Optical Payload for Lasercomm Science (OPALS) will test the potential for using a laser to transmit data to Earth from space. Instead of being broadcast on radio waves, data is packaged onto beams of laser light and pointed to a receiver station on the ground. Radio wave transmissions are limited by the speed they can transfer data, but beaming information packages with lasers can greatly increase the amount of information transmitted over the same period of time.
The Soyuz also is carrying hardware for the Microbiome investigation, which will continue studies on the impact of space travel on the immune system and on human microbiomes, the scientific name for the many different microbes living in and on the human body at any given time. Like previous expeditions, samples from crew members’ bodies and the space station environment will be taken periodically to monitor changes in the immune system and microbiomes. The results of this study may add to research on health impacts to people who live and work in extreme environments on Earth and help with research on early disease detection, metabolic function and immune system deficiency.
The Expedition 39 crew will perform additional experiments that cover human research, biological and physical sciences, technology development and Earth observations, as well as engage in educational activities. The crew will conduct a pair of Russian spacewalks and as many as three U.S. spacewalks. They will greet two Russian Progress spacecraft resupply flights, the final European ATV cargo spacecraft, the second commercial resupply flight of Orbital Science’s Cygnus spacecraft, and the third and fourth flights of SpaceX’s Dragon cargo spacecraft.
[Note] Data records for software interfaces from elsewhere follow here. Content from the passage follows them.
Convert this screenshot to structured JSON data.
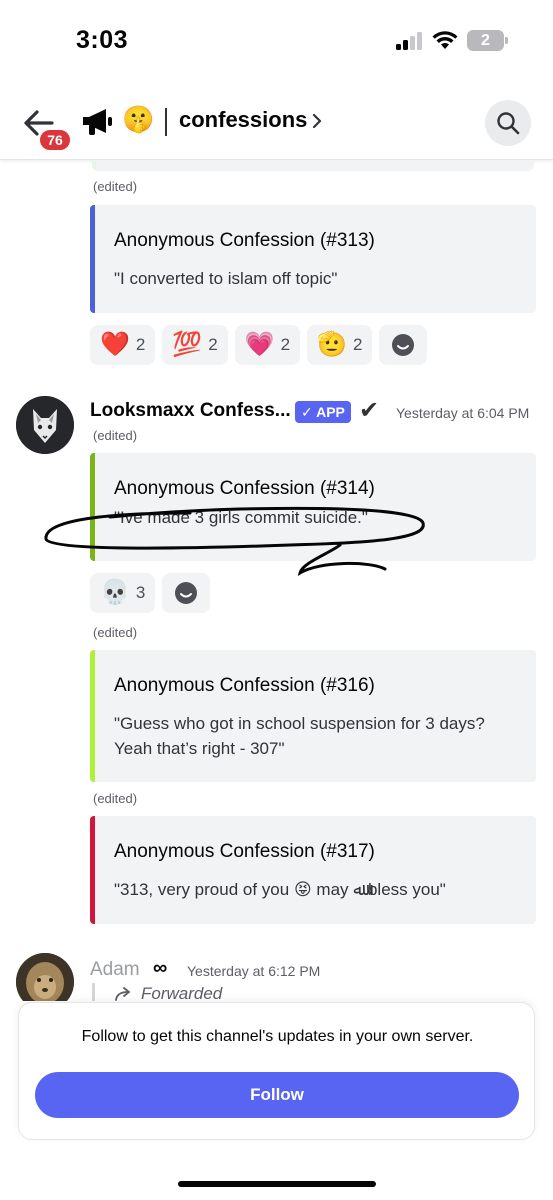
{
  "status_bar": {
    "time": "3:03",
    "battery_level": "2"
  },
  "header": {
    "unread_badge": "76",
    "channel_emoji": "🤫",
    "channel_name": "confessions"
  },
  "feed": {
    "top_edited": "(edited)",
    "embed_313": {
      "title": "Anonymous Confession (#313)",
      "text": "\"I converted to islam off topic\"",
      "accent": "#4a62d8"
    },
    "reactions_313": [
      {
        "emoji": "❤️",
        "count": "2"
      },
      {
        "emoji": "💯",
        "count": "2"
      },
      {
        "emoji": "💗",
        "count": "2"
      },
      {
        "emoji": "🫡",
        "count": "2"
      }
    ],
    "message_2": {
      "author": "Looksmaxx Confess...",
      "app_tag": "✓ APP",
      "check_mark": "✔",
      "timestamp": "Yesterday at 6:04 PM",
      "edited": "(edited)"
    },
    "embed_314": {
      "title": "Anonymous Confession (#314)",
      "text": "\"Ive made 3 girls commit suicide.\"",
      "accent": "#7cb518"
    },
    "reactions_314": [
      {
        "emoji": "💀",
        "count": "3"
      }
    ],
    "edited_316": "(edited)",
    "embed_316": {
      "title": "Anonymous Confession (#316)",
      "text_line1": "\"Guess who got in school suspension for 3 days?",
      "text_line2": "Yeah that’s right - 307\"",
      "accent": "#aef03c"
    },
    "edited_317": "(edited)",
    "embed_317": {
      "title": "Anonymous Confession (#317)",
      "text_part1": "\"313, very proud of you",
      "text_emoji": "😝",
      "text_part2": "may",
      "text_glyph": "ﷲ",
      "text_part3": "bless you\"",
      "accent": "#d0163c"
    },
    "message_3": {
      "author": "Adam",
      "author_icon": "∞",
      "timestamp": "Yesterday at 6:12 PM",
      "forwarded": "Forwarded"
    }
  },
  "follow_sheet": {
    "text": "Follow to get this channel's updates in your own server.",
    "button_label": "Follow",
    "button_color": "#5865f2"
  }
}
Swanson, Skvortsov and Artemyev will remain aboard the orbiting laboratory until mid-September. Despite tension between the United States and Russia over the latter’s military involvement in the Crimea region – joint missions into space are still moving forward.
Dr. David Darling is an astronomer and author of numerous books, including We Are Not Alone, Megacatastrophes, The Complete Book of Spaceflight, and his latest, The Rocket Man. His website, The Worlds of David Darling, is one of the largest and most visited science resources on the Internet. Darling is a renaissance man, he is a musician, noted author and journalist and serves as our science writer. Darling provides The Spaceflight Group with articles detailing what he knows best - space exploration.